Method 2: (Not Recommended but try your luck)
This method is also based on your orgs naming convention. If you use the name of the table in any columnname (some organizations use tablename in their incremental identity column name), you can get that name from there.

Method 3: (Not Recommended but try your luck)
If you know where your table was used in your stored procedures, you can script your stored procedure and find the name of the table back.

All the best organizations first create a data model of the schema and there is good chance that this table is used there, you should take your chances and refer original document. If your organization is good at managing docs or source code, you will get the name of the table back for sure.
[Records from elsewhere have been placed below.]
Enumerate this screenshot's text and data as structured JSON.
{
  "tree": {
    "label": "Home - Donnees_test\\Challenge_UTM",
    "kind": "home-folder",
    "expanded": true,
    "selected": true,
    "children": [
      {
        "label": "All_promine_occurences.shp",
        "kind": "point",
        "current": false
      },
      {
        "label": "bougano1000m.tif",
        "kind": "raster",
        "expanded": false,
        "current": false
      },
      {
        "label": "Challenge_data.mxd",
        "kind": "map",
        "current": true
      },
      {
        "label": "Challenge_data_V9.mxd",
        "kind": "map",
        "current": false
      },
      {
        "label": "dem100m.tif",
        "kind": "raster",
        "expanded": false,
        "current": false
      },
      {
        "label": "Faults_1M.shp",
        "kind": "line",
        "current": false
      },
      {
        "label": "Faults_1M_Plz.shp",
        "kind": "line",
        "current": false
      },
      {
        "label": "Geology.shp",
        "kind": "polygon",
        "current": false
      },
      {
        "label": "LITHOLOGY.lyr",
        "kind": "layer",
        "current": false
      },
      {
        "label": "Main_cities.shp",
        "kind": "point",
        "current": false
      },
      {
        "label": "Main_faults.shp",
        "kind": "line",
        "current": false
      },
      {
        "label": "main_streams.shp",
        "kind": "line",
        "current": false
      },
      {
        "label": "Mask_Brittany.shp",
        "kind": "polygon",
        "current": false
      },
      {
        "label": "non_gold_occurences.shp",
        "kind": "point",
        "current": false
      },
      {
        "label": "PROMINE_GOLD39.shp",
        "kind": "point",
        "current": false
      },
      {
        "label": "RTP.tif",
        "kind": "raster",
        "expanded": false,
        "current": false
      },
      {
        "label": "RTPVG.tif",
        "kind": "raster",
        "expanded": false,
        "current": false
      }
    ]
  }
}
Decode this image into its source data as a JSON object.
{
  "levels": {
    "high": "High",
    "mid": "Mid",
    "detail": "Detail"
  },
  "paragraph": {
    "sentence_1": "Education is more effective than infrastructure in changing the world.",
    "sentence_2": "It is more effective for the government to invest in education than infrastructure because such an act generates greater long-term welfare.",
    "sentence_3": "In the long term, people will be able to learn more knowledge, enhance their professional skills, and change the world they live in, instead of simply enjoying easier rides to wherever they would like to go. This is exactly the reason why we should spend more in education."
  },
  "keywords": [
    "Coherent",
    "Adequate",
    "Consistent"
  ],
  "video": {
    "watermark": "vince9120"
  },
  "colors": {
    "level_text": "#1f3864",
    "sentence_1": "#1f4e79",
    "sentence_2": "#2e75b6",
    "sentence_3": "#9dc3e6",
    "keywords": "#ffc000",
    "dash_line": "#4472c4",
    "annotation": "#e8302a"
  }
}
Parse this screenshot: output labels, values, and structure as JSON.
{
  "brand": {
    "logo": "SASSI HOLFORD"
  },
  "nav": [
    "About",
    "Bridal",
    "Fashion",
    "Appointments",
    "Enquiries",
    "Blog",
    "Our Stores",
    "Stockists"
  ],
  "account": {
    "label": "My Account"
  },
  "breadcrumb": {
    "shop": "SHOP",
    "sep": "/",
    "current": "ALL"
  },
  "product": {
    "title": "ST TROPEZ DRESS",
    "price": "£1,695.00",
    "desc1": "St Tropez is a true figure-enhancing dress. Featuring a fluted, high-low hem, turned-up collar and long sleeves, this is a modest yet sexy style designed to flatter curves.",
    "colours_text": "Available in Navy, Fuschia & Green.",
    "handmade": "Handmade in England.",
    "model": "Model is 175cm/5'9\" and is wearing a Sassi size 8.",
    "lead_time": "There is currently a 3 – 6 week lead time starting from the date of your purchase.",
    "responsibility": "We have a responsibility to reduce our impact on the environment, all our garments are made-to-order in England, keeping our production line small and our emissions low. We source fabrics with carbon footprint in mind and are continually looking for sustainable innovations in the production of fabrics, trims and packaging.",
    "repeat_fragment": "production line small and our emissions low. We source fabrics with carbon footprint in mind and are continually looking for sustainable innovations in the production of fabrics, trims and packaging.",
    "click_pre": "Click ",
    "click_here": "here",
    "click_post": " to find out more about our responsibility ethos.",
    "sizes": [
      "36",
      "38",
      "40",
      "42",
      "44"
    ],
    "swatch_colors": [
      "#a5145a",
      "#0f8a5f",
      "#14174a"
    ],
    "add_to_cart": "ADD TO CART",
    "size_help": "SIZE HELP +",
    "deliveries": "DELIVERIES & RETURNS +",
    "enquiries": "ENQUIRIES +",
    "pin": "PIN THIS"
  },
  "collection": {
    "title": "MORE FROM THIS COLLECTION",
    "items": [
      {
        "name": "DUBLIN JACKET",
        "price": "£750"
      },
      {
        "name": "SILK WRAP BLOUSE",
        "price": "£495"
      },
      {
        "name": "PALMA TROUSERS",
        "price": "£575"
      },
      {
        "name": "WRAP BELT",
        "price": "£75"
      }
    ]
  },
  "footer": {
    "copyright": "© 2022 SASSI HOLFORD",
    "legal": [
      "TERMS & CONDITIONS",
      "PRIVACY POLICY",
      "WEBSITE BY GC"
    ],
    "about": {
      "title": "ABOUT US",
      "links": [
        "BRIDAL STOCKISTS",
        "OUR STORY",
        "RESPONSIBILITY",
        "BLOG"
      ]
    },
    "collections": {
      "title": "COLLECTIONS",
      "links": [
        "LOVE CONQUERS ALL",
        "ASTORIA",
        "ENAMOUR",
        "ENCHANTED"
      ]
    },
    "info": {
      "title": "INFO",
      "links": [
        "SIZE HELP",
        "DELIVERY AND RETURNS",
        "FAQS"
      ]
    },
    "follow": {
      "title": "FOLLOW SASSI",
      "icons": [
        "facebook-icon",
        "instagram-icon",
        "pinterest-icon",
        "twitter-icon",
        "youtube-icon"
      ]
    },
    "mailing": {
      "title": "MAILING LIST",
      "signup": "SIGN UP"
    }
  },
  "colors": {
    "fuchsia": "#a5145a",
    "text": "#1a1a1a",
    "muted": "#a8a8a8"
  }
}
Method 5: (It WORKS but try on a development server)
There is no sure way to get you the name of the table which you accidentally renamed however, there is one way which will work for sure. You need to take your latest full backup and restore it on your development server (remember not on production or where you have renamed this column). Now restore latest differential file of the full backup. Now restore all the log files one by one making sure that you are restoring before the point of time of you renamed the tablename. Now go to explore and this will give you the name of the table which you have renamed. If you are confident that the same table existed with the same name when the last full backup was made, you do not have to go to all the steps. You can just get the name of the table directly from last backup’s restore. Read the article about Backup Timeline.

Method 6: Interesting Solution by Muhammad Imran

Wisdom:
How can I miss to preach wisdom when I get the opportunity to do so? Here are a few points to remember.

• Use a different account to explore production environment. Do not use the same account which have all the rights and permissions all the time. Use the account which has read only permissions if there are no modification required.
• Use policy based management to prevent changes which are accidental. If there was policy of valid names, the accidental change of the table was not possible unless it was intentional delibarate changes.
• Have a proper auditing of the system in place.
• You can use DDL triggers but be careful with its usage (get it reviewed properly first).